If you think that sounds like a busy person, you’ll be amazed to know that in 2002, Joe opened a restaurant called the Fort Worth and a bar named Coyote Joe’s in DuBois. They feature meats and catering services using Palumbo’s products. It is complete with an old-style arcade with games and prizes, and promotes a Monday steak night, a Tuesday evening chicken and ribs fare, and on Wednesday features a wing night. Imagine that, a meat man finding new outlets for his products.
Joe has seemingly found a way to step back from chopping wood to take time to sharpen his axe. But the story doesn’t end there. In 2018, he purchased a property 20 miles north of DuBois and decided to build what is now Palumbo’s Lodge & Event Center. This rustic structure, located in the heart of Pennsylvania’s elk country, is a popular venue for weddings, wedding party rehearsals and dinners. It offers rooms for a dozen guests for private parties and provides an outdoor setting in one of the state’s most picturesque areas where weddings can be held if they don’t mind a few dozen elk peeping in on the crowd. And yes, catering is done by Palumbo’s Meat Market of DuBois.
We should explain that Joe has followed his father Dominic’s meat traditions, including many recipes from the past, but has also innovated and developed many of his own flavor profiles for his meat products.
Another thing he has followed is his passion for giving customers a high-quality product for an affordable price.
“I look back at the old pictures of my dad at the meat shop with the signs that read ‘20 cents a pound’ hamburger and ‘25 cents a pound’ for veal roasts. That was amazing by today’s standards but was still really affordable then. I believe in keeping our meats affordable and of good quality.
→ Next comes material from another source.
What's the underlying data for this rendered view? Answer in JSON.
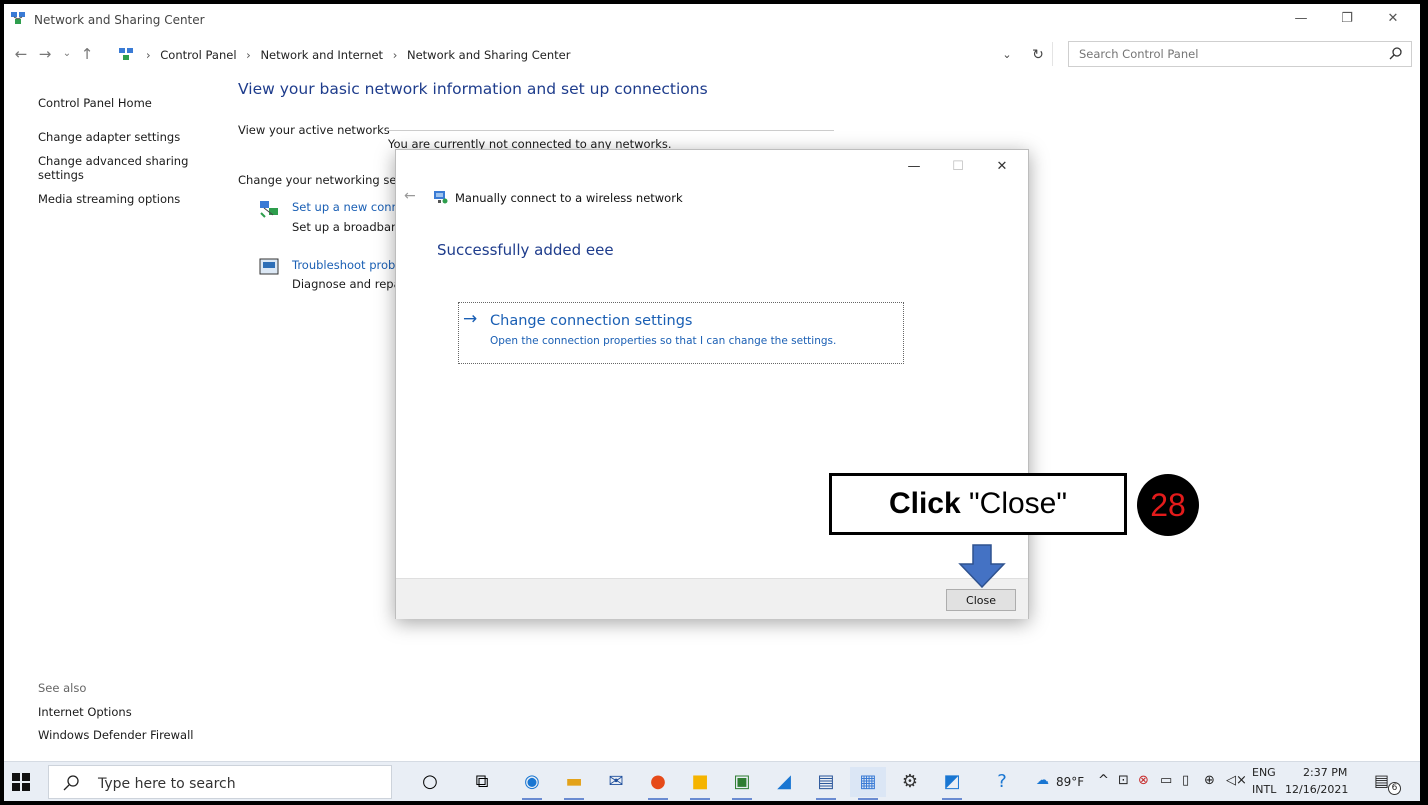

“As for the future, I know that we are just five years from being a 100-year-old meat business. That to me would be something very special.”